REQUIRED ACTION ▸
Please go line by line through the material and copy each one containing the word "Offer".
-=-=-
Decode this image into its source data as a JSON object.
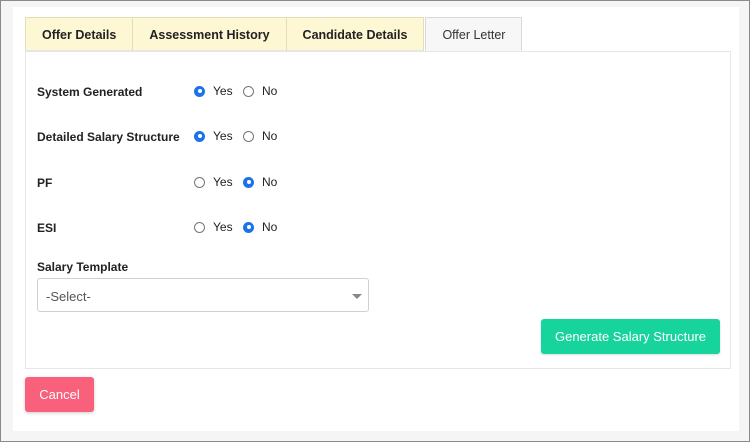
{
  "tabs": [
    {
      "label": "Offer Details",
      "active": false
    },
    {
      "label": "Assessment History",
      "active": false
    },
    {
      "label": "Candidate Details",
      "active": false
    },
    {
      "label": "Offer Letter",
      "active": true
    }
  ],
  "form": {
    "rows": [
      {
        "label": "System Generated",
        "yes": "Yes",
        "no": "No",
        "selected": "yes"
      },
      {
        "label": "Detailed Salary Structure",
        "yes": "Yes",
        "no": "No",
        "selected": "yes"
      },
      {
        "label": "PF",
        "yes": "Yes",
        "no": "No",
        "selected": "no"
      },
      {
        "label": "ESI",
        "yes": "Yes",
        "no": "No",
        "selected": "no"
      }
    ],
    "salary_template": {
      "label": "Salary Template",
      "value": "-Select-"
    },
    "generate_label": "Generate Salary Structure"
  },
  "cancel_label": "Cancel",
  "colors": {
    "tab_bg": "#fdf7d3",
    "radio_checked": "#1a73e8",
    "generate_button": "#17d49c",
    "cancel_button": "#f8607c"
  }
}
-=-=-
RESPONSE TO THIS EXERCISE ▸
      "label": "Offer Details",
      "label": "Offer Letter",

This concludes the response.